** TASK GOAL **
Those lines of the data that hold the word "Iscrizioni" are to be copied out.

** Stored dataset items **
· · · ·
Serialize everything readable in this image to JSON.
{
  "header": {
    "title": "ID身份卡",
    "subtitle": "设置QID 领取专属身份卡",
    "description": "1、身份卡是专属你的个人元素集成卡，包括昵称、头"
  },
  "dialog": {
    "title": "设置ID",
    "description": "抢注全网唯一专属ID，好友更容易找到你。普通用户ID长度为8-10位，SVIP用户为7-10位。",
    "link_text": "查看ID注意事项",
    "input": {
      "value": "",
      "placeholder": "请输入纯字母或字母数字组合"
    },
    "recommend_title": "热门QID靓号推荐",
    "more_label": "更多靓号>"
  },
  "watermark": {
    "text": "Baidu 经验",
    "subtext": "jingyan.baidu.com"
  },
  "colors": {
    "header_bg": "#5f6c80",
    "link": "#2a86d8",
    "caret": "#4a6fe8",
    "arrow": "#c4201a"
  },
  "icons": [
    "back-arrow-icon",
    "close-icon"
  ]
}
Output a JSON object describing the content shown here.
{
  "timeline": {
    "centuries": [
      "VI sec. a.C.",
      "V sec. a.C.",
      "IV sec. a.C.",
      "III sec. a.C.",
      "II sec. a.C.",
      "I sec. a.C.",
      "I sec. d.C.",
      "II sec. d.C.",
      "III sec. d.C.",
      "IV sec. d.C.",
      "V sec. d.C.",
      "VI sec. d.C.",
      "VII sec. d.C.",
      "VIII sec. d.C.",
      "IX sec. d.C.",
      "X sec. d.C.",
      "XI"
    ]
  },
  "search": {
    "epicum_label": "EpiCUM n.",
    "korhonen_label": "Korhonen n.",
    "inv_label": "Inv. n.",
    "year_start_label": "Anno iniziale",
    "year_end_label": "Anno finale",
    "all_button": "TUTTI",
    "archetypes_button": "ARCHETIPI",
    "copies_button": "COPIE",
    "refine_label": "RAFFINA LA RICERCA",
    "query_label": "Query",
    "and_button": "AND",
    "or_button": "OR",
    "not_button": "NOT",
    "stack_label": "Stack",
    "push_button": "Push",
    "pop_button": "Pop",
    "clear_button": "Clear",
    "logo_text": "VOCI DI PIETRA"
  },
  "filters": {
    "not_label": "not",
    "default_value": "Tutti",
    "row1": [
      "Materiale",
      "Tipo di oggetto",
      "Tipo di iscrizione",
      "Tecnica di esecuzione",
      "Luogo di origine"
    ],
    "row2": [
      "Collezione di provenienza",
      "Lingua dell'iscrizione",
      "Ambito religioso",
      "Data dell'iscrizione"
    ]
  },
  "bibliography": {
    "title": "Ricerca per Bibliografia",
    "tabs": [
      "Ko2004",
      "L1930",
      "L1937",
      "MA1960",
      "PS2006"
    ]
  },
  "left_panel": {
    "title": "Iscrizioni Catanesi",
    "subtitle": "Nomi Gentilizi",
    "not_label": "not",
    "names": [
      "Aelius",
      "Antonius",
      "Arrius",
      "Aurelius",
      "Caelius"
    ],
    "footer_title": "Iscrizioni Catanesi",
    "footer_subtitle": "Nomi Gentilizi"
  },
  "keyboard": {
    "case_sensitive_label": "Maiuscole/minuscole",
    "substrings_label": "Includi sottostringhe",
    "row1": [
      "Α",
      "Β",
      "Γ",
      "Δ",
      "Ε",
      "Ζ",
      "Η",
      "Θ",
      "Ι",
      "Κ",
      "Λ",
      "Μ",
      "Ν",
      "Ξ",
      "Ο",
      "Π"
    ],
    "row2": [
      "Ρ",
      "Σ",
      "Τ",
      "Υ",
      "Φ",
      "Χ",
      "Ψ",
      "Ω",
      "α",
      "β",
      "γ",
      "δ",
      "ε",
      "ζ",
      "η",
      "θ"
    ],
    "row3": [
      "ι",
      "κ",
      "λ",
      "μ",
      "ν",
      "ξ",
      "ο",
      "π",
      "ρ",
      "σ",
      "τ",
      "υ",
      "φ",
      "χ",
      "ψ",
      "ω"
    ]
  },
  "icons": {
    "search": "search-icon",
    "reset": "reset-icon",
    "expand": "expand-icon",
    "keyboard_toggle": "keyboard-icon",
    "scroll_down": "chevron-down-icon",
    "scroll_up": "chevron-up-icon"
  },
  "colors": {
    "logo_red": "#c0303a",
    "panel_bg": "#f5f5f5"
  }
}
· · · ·
** EXERCISE SOLUTION **
    "title": "Iscrizioni Catanesi",
    "footer_title": "Iscrizioni Catanesi",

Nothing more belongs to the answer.